(Element data from apps and pages)
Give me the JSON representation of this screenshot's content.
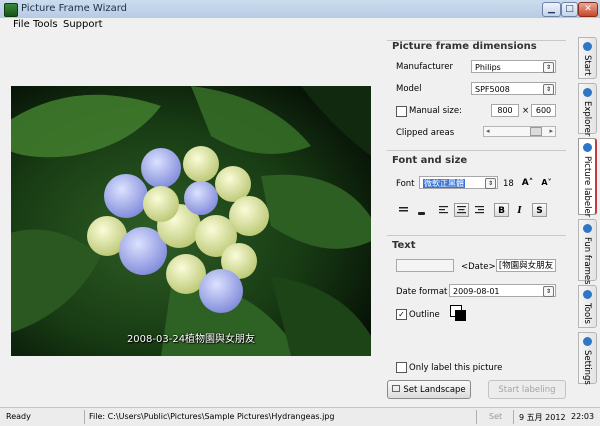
{
  "window": {
    "title": "Picture Frame Wizard",
    "minimize": "▁",
    "maximize": "□",
    "close": "✕"
  },
  "menu": [
    "File",
    "Tools",
    "Support"
  ],
  "photo": {
    "stamp": "2008-03-24植物園與女朋友"
  },
  "dimensions": {
    "heading": "Picture frame dimensions",
    "manufacturer_label": "Manufacturer",
    "manufacturer_value": "Philips",
    "model_label": "Model",
    "model_value": "SPF5008",
    "manual_size_label": "Manual size:",
    "width": "800",
    "times": "×",
    "height": "600",
    "clipped_label": "Clipped areas"
  },
  "font": {
    "heading": "Font and size",
    "font_label": "Font",
    "font_value": "微軟正黑體",
    "size": "18",
    "grow": "A˄",
    "shrink": "A˅",
    "bold": "B",
    "italic": "I",
    "shadow": "S"
  },
  "text": {
    "heading": "Text",
    "date_tag": "<Date>",
    "custom_text": "[物園與女朋友",
    "date_format_label": "Date format",
    "date_format_value": "2009-08-01",
    "outline_label": "Outline",
    "outline_checked": "✓"
  },
  "actions": {
    "only_label": "Only label this picture",
    "landscape": "Set Landscape",
    "start": "Start labeling"
  },
  "tabs": [
    "Start",
    "Explorer",
    "Picture labeler",
    "Fun frames",
    "Tools",
    "Settings"
  ],
  "status": {
    "state": "Ready",
    "file": "File: C:\\Users\\Public\\Pictures\\Sample Pictures\\Hydrangeas.jpg",
    "set": "Set",
    "date": "9 五月 2012",
    "time": "22:03"
  },
  "colors": {
    "accent": "#c53a3a",
    "tab_icon": "#2f77c6"
  }
}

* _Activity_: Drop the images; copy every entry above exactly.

* _Solution for this problem_:
Give me the JSON representation of this screenshot's content.
{
  "window": {
    "title": "Picture Frame Wizard",
    "minimize": "▁",
    "maximize": "□",
    "close": "✕"
  },
  "menu": [
    "File",
    "Tools",
    "Support"
  ],
  "photo": {
    "stamp": "2008-03-24植物園與女朋友"
  },
  "dimensions": {
    "heading": "Picture frame dimensions",
    "manufacturer_label": "Manufacturer",
    "manufacturer_value": "Philips",
    "model_label": "Model",
    "model_value": "SPF5008",
    "manual_size_label": "Manual size:",
    "width": "800",
    "times": "×",
    "height": "600",
    "clipped_label": "Clipped areas"
  },
  "font": {
    "heading": "Font and size",
    "font_label": "Font",
    "font_value": "微軟正黑體",
    "size": "18",
    "grow": "A˄",
    "shrink": "A˅",
    "bold": "B",
    "italic": "I",
    "shadow": "S"
  },
  "text": {
    "heading": "Text",
    "date_tag": "<Date>",
    "custom_text": "[物園與女朋友",
    "date_format_label": "Date format",
    "date_format_value": "2009-08-01",
    "outline_label": "Outline",
    "outline_checked": "✓"
  },
  "actions": {
    "only_label": "Only label this picture",
    "landscape": "Set Landscape",
    "start": "Start labeling"
  },
  "tabs": [
    "Start",
    "Explorer",
    "Picture labeler",
    "Fun frames",
    "Tools",
    "Settings"
  ],
  "status": {
    "state": "Ready",
    "file": "File: C:\\Users\\Public\\Pictures\\Sample Pictures\\Hydrangeas.jpg",
    "set": "Set",
    "date": "9 五月 2012",
    "time": "22:03"
  },
  "colors": {
    "accent": "#c53a3a",
    "tab_icon": "#2f77c6"
  }
}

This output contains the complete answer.